so hard I couldn’t walk, and I crawled out of the hospital and she let me
back in and damned if I didn’t do it again. Time to wake up.
Wake up and smell the coffee. First I clean the grounds from the filter,
measure the coffee and the cool clear water. Nothing we can do
with the past but learn from it, remember the good and work
with the bad we can change. Get rid of the grounds, so to speak,
and work with new coffee. I think of my mom and dad, both passed
now, before the happy percolating breaks my thoughts. My wife smiles
as I carry our full-bodied chocolate brew into the bedroom, into another chance
to realize the enduring chill of what passes, the bright sweet caffeine jolt,
the absolute holiness of crafting each day with love
from the dregs of yesterday.
Of the Creeks, the Baying Dogs
by Harry Calhoun
I remember flyfishing with my father on foggy mornings
on Pennsylvania creeks. And today my black Labs
with much hound mixed in strut undomesticated
from my wooded backlot to claim the back deck
with wildness, yowling that if I would understand
I might become werewolf, and I wish in some part
I could. As I wish I could stake some misty claim
beyond my father’s death and angle again those foggy banks,
to become the wild and the dead and the deathless,
the ineffable and feral beloved eternal and mortal.
My lover my wife beside me wished eternal and hoped forever
the father my parent wished eternal and gone forever
communication, dog, human, lycanthrope, struggle,
this I howl and the moon rises, I do not know which

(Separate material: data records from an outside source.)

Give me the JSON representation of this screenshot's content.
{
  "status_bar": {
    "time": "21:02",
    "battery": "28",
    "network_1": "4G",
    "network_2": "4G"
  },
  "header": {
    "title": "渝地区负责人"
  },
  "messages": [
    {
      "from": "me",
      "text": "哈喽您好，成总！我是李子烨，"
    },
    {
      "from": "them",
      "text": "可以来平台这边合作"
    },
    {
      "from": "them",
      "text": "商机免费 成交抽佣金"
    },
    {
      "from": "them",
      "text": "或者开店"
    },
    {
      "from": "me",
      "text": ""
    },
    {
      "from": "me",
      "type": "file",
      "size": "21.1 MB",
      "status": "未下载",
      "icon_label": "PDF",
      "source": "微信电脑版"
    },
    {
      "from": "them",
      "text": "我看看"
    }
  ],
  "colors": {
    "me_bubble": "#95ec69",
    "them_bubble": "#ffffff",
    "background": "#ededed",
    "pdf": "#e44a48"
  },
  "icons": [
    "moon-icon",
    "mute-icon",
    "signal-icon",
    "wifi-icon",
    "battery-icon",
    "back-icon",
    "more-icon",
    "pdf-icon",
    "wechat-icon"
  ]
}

comes first, as I have only this my fierce love and this
strange and wild poetry that rises in my breast.
Harry Calhoun has had work published in hundreds of poetry journals and more than a dozen books and chapbooks over the past three decades. His career has included Pushcart nominations, two Sundress Best of the Net nominations and publications in Abbey, Orange Room Review, Flutter Poetry Journal, Faircloth Review, Thunder Sandwich, Lily and others. Book publications have included I knew Bukowski like you knew a rare leaf and The Black Dog and the Road. In 2011, Flutter Press published his chapbook The Insomnia Poems. 2012 was an exceedingly good year, with the publication of the limited-edition chapbook Maintenance and Death, the chapbook of love poems,How Love Conquers the World, and the collection of poems from the ‘80s and ’90s called Retro, Maintenance and Death has now gone to a second edition. The chapbook Failure is Unimportant came out on Flutter in 2013 and a full-length poetry book, Alarmed in Space and other poems, has been accepted by Unbound Content for release in early 2015. Harry lives in Raleigh, North Carolina with his wife Trina and his dogs Hamlet and Harriet.